* AIM OF THE TASK
Please copy every line from the following entries in which the word "price" appears.

+++ INPUT MATERIAL +++

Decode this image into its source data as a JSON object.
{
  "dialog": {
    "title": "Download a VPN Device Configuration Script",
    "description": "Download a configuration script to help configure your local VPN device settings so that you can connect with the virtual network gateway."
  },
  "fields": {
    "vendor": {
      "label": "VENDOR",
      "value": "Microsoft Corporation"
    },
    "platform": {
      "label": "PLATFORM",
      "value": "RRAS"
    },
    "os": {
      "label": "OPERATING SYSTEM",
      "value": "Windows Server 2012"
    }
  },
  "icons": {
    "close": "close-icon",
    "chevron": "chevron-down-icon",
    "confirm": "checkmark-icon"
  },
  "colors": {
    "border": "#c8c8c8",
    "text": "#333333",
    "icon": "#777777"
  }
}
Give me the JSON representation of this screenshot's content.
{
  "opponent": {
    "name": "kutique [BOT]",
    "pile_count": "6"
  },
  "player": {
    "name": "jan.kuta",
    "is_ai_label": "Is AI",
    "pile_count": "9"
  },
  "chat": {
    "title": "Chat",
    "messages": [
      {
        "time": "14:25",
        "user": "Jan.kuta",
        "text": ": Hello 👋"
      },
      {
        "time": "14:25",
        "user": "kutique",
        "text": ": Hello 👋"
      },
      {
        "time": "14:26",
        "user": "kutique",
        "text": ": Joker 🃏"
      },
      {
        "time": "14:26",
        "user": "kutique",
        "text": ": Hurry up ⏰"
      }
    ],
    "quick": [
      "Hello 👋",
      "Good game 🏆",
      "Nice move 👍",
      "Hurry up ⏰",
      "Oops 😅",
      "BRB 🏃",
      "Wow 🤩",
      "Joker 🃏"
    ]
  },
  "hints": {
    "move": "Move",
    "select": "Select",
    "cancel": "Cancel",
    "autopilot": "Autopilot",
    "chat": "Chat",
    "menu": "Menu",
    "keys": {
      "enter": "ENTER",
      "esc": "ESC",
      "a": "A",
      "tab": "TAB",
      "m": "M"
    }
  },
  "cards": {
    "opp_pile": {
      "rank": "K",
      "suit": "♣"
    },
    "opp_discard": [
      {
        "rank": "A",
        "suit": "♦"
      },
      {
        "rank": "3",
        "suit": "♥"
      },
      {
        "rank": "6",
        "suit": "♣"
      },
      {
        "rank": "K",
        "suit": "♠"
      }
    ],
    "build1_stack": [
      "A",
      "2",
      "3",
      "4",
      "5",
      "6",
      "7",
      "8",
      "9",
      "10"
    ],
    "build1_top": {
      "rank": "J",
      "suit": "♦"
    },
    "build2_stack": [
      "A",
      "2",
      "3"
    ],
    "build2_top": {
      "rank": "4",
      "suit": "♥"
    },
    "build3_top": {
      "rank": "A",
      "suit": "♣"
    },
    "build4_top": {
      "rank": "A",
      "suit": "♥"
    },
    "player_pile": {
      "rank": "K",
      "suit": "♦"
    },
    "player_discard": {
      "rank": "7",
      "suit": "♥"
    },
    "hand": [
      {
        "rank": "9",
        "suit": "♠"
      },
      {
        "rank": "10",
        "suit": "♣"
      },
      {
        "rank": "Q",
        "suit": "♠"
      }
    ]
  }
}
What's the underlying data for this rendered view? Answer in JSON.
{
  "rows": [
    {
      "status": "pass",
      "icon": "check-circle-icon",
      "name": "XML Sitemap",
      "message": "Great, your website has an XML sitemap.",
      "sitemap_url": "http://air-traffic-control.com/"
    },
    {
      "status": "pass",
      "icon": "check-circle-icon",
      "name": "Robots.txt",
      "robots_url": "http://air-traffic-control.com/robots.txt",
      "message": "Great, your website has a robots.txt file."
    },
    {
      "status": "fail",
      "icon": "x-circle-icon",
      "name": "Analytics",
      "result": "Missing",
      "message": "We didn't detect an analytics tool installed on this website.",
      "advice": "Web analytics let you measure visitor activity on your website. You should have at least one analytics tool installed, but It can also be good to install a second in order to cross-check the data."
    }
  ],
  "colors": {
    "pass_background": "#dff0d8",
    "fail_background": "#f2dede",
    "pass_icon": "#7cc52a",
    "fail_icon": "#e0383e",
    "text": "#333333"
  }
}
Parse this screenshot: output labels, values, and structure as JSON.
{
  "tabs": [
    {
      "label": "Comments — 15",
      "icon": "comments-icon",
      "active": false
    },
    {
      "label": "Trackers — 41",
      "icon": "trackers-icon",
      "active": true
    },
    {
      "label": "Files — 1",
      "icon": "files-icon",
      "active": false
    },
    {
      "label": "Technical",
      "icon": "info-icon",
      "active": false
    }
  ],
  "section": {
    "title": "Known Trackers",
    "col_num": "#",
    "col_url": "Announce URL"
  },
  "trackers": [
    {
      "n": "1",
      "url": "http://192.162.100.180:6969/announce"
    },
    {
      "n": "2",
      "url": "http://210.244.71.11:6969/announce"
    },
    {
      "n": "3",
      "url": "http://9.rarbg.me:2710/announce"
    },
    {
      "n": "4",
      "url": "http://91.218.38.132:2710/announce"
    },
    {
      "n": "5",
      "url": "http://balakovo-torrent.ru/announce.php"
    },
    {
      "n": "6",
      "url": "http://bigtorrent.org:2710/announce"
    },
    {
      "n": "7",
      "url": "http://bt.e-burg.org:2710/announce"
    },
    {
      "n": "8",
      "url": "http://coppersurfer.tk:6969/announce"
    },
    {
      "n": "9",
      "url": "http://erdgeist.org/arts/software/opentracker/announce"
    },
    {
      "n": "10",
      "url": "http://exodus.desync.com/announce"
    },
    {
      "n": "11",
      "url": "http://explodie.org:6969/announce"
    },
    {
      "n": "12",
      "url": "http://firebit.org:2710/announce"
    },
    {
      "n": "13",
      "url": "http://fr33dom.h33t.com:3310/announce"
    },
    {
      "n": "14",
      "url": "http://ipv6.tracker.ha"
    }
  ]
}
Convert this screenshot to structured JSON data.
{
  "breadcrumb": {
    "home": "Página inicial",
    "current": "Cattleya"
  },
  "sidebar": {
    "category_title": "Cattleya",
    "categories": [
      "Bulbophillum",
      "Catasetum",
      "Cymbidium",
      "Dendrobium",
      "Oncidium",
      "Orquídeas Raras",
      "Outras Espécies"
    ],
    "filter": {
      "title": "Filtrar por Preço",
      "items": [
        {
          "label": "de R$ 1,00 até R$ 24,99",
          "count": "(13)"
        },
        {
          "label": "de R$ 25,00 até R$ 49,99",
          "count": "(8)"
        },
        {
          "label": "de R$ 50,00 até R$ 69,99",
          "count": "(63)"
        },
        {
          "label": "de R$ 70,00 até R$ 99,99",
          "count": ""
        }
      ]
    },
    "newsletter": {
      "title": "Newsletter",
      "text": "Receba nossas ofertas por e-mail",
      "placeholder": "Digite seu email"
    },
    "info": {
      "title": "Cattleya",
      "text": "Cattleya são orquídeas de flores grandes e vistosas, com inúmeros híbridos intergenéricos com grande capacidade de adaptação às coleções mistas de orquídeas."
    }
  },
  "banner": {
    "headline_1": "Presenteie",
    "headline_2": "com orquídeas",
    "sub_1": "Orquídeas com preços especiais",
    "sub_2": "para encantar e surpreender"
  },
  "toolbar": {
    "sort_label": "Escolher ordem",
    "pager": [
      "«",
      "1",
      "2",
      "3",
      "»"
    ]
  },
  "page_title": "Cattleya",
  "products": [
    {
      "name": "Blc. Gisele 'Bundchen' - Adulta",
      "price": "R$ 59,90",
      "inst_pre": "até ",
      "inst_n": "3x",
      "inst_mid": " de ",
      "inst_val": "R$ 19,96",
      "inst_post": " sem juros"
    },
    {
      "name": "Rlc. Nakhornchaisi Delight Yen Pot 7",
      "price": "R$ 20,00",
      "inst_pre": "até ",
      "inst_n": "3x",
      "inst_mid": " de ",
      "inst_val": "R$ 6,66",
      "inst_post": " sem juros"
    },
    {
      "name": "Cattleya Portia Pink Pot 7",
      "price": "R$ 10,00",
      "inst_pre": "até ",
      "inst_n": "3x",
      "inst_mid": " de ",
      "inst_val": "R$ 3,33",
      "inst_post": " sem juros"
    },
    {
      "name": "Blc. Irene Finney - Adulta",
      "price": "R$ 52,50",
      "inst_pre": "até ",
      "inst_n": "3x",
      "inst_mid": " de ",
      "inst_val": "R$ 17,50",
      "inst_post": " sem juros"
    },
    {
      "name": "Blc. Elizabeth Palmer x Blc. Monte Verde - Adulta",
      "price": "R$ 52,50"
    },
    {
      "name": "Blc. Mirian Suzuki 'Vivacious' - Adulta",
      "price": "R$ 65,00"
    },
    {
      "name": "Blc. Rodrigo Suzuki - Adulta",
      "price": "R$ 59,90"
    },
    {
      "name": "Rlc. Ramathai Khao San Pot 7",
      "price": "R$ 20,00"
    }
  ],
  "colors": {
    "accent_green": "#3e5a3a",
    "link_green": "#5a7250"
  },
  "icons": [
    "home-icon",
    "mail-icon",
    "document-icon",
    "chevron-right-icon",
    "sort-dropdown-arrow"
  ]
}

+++

* PROBLEM SOLUTION
      "price": "R$ 59,90",
      "price": "R$ 20,00",
      "price": "R$ 10,00",
      "price": "R$ 52,50",
      "price": "R$ 52,50"
      "price": "R$ 65,00"
      "price": "R$ 59,90"
      "price": "R$ 20,00"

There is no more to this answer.